■ **Assignment**:
Search the data for "JSON" and copy every matching line.

##### Input material

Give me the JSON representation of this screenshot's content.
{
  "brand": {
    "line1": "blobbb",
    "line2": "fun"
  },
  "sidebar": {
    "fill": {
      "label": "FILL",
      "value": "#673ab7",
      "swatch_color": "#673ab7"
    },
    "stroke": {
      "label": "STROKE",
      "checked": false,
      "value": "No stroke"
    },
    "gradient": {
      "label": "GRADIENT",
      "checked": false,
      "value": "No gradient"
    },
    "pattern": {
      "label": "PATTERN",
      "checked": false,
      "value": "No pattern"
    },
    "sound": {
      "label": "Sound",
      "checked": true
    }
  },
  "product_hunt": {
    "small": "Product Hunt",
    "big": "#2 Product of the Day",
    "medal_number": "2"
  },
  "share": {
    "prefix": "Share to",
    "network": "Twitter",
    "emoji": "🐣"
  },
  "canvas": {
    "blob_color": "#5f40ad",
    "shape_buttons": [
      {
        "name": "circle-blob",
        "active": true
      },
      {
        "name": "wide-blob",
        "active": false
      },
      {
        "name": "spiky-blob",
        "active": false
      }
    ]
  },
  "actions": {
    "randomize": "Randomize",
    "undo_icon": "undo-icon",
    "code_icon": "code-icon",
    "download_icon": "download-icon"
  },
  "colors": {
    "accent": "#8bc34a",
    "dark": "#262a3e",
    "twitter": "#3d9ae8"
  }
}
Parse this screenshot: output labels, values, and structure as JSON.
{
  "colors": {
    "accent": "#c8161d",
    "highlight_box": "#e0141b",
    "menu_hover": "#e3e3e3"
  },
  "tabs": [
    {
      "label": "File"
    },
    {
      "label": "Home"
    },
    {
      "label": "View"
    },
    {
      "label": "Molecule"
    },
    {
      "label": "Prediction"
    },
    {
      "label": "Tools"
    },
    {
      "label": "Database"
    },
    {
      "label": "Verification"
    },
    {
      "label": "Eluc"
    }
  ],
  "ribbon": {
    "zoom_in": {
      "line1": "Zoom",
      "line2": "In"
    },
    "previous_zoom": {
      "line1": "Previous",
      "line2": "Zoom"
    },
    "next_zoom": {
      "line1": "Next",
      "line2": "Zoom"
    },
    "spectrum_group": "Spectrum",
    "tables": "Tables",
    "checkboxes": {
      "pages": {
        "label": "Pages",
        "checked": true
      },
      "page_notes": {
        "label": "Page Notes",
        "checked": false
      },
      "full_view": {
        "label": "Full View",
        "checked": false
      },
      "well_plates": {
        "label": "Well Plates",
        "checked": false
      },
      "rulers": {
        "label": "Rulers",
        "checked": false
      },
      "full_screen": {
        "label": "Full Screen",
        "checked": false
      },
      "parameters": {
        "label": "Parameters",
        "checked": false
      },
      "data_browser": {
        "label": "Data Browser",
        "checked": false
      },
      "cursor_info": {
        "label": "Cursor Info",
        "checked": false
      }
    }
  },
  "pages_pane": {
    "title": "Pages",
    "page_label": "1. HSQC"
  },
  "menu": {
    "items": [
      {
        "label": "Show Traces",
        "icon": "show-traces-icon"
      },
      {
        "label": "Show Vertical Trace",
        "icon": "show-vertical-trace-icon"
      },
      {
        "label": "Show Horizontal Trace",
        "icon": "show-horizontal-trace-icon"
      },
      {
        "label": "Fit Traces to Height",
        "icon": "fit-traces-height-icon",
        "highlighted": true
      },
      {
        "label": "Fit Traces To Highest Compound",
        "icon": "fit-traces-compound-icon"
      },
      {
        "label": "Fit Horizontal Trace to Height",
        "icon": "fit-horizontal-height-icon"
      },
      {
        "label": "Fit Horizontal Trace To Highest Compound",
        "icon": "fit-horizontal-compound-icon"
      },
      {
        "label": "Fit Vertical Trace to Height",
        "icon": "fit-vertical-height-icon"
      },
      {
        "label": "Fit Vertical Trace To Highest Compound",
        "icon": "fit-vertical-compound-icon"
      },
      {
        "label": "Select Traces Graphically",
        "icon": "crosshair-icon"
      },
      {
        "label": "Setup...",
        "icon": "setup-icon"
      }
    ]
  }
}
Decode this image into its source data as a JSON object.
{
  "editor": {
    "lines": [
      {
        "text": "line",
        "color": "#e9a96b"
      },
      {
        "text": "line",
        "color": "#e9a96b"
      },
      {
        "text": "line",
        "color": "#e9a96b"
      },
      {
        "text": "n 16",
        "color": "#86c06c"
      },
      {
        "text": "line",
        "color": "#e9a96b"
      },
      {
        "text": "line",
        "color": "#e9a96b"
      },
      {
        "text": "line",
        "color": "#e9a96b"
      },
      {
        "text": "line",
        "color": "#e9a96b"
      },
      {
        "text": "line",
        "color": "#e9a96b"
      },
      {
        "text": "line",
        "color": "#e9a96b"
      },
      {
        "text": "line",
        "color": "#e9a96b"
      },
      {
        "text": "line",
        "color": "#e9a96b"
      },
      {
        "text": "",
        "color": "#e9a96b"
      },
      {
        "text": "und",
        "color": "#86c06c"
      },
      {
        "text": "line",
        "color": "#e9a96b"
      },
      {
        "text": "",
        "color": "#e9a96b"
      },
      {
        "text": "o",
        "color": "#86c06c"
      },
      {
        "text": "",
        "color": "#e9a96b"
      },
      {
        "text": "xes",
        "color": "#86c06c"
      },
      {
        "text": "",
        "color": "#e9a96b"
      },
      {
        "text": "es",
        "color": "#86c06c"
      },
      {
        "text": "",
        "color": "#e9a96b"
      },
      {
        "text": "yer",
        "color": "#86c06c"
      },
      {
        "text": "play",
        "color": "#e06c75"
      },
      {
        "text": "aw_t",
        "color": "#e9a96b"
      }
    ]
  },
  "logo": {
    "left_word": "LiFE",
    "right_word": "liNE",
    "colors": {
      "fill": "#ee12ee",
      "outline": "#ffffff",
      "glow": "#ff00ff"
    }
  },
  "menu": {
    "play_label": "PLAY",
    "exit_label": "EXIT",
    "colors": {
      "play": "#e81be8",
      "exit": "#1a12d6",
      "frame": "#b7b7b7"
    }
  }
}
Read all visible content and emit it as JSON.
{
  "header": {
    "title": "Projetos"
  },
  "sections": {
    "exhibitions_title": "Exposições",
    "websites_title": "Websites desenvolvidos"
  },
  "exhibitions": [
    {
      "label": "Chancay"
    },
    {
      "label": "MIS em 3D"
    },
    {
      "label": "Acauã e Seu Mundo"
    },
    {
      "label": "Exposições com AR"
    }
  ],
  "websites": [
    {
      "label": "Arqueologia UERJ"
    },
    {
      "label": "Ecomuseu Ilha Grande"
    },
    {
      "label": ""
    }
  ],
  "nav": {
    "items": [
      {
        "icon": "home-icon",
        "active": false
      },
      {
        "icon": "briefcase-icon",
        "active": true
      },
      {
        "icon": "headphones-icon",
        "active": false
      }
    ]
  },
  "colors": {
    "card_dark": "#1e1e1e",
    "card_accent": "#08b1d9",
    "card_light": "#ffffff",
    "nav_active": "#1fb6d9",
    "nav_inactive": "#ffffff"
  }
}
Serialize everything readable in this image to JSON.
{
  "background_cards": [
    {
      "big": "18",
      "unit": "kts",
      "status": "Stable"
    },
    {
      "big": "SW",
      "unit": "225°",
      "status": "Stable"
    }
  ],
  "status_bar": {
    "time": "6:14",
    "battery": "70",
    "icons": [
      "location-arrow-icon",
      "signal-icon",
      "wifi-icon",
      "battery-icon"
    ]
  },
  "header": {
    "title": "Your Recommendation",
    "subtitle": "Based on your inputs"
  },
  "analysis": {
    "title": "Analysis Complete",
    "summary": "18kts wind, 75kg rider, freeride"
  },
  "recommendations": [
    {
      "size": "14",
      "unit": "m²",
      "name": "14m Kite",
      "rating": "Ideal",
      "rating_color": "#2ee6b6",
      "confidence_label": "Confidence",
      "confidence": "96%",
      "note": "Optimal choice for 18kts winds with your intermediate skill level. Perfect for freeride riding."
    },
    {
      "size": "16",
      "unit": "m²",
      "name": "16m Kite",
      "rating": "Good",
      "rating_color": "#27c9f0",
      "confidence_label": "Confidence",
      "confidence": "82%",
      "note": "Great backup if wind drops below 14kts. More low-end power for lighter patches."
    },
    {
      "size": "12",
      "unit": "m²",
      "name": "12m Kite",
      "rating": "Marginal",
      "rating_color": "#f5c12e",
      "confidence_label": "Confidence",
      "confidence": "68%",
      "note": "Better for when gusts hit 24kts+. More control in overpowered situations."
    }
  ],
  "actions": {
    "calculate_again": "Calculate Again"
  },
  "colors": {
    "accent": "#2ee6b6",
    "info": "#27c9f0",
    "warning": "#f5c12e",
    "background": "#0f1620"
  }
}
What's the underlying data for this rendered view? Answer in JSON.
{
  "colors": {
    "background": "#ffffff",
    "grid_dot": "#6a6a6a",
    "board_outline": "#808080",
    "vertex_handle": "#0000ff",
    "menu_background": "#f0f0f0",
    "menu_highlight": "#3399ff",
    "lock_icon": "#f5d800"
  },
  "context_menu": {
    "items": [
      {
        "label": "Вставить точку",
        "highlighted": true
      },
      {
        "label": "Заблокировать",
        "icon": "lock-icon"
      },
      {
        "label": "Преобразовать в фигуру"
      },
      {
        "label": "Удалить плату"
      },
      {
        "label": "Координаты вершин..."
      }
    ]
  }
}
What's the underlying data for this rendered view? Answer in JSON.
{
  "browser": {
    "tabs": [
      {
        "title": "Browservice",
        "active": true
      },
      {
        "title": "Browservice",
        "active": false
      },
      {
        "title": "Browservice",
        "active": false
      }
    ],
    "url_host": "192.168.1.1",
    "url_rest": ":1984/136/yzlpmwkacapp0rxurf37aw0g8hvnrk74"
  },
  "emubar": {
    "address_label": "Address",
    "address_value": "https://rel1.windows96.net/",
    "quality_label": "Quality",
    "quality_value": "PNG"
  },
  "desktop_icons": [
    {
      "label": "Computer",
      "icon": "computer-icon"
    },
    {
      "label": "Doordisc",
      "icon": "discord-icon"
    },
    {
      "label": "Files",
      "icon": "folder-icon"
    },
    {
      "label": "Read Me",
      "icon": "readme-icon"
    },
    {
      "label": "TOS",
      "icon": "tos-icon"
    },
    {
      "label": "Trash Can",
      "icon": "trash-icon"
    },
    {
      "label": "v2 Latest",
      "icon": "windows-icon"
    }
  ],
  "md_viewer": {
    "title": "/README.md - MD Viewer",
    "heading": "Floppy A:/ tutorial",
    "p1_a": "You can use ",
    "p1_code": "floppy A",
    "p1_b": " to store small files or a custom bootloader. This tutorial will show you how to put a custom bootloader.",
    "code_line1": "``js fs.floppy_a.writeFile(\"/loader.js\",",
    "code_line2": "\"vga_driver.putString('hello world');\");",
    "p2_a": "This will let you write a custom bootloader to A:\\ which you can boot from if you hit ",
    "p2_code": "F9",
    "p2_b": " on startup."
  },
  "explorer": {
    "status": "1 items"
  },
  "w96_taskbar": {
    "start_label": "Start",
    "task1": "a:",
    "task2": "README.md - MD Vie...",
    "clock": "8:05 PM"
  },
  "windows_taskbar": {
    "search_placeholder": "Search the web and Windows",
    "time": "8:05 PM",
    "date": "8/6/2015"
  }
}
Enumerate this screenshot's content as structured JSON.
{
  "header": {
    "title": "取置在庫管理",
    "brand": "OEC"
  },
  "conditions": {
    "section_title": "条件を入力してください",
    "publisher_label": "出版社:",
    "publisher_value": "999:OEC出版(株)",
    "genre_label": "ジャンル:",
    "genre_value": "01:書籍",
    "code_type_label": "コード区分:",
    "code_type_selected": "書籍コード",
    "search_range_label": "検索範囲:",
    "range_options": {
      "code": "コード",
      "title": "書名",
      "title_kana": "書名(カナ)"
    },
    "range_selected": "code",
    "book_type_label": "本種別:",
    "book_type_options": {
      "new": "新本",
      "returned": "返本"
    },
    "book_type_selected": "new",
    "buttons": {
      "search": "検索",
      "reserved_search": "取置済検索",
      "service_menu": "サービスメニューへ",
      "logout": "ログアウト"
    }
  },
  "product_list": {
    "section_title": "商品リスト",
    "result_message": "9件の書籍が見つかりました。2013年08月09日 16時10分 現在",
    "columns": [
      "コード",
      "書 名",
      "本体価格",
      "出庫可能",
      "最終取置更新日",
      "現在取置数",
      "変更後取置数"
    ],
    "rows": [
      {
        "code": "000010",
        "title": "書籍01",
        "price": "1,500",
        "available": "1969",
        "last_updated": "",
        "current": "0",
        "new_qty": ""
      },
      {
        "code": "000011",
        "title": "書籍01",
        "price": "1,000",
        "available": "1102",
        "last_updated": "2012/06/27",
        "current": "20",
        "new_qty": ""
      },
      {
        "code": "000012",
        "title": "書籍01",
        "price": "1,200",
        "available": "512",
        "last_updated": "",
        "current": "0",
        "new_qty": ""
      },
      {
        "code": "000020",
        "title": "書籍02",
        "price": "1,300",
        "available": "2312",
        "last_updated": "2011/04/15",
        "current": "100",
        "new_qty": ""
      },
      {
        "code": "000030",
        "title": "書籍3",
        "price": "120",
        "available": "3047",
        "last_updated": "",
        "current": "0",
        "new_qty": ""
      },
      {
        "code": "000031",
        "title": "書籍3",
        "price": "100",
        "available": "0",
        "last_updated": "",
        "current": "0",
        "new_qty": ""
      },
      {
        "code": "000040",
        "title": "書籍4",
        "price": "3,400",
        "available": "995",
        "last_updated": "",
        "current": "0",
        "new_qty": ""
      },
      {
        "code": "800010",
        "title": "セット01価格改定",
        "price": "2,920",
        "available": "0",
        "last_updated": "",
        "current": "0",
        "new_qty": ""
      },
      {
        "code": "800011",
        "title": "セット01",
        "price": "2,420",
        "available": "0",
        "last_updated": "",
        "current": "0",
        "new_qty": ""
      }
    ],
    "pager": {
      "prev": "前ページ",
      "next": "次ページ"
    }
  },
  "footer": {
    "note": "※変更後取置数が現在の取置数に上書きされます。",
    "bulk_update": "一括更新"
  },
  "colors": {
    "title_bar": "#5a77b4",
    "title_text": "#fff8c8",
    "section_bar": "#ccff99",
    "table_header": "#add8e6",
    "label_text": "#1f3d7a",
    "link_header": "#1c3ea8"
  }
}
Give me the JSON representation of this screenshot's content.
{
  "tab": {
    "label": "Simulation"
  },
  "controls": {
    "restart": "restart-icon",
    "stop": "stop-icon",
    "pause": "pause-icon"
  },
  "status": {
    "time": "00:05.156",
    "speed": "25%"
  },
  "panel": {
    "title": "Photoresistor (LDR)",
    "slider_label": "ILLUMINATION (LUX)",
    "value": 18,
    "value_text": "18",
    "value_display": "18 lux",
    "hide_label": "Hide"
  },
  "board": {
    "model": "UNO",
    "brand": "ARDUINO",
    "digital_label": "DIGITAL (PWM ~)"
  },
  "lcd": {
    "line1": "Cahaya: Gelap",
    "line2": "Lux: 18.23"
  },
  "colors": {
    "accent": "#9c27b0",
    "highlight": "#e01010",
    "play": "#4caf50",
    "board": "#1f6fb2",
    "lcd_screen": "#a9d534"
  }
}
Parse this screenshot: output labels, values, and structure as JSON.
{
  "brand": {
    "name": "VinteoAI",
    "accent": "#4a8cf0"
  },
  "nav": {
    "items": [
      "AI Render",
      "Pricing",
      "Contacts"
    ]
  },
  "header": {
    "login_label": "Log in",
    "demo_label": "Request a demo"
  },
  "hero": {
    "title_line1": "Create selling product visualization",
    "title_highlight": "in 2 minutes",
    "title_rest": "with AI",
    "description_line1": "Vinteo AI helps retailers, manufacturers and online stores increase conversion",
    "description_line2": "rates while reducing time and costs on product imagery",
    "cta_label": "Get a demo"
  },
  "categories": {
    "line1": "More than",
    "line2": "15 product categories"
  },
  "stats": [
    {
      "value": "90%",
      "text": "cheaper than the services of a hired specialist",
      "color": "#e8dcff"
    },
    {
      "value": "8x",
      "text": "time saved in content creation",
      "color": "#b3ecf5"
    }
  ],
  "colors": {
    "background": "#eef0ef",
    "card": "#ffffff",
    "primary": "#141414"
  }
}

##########

■ **Solved problem**:
Give me the JSON representation of this screenshot's content.
Parse this screenshot: output labels, values, and structure as JSON.
Decode this image into its source data as a JSON object.
Read all visible content and emit it as JSON.
Serialize everything readable in this image to JSON.
What's the underlying data for this rendered view? Answer in JSON.
What's the underlying data for this rendered view? Answer in JSON.
Enumerate this screenshot's content as structured JSON.
Give me the JSON representation of this screenshot's content.
Parse this screenshot: output labels, values, and structure as JSON.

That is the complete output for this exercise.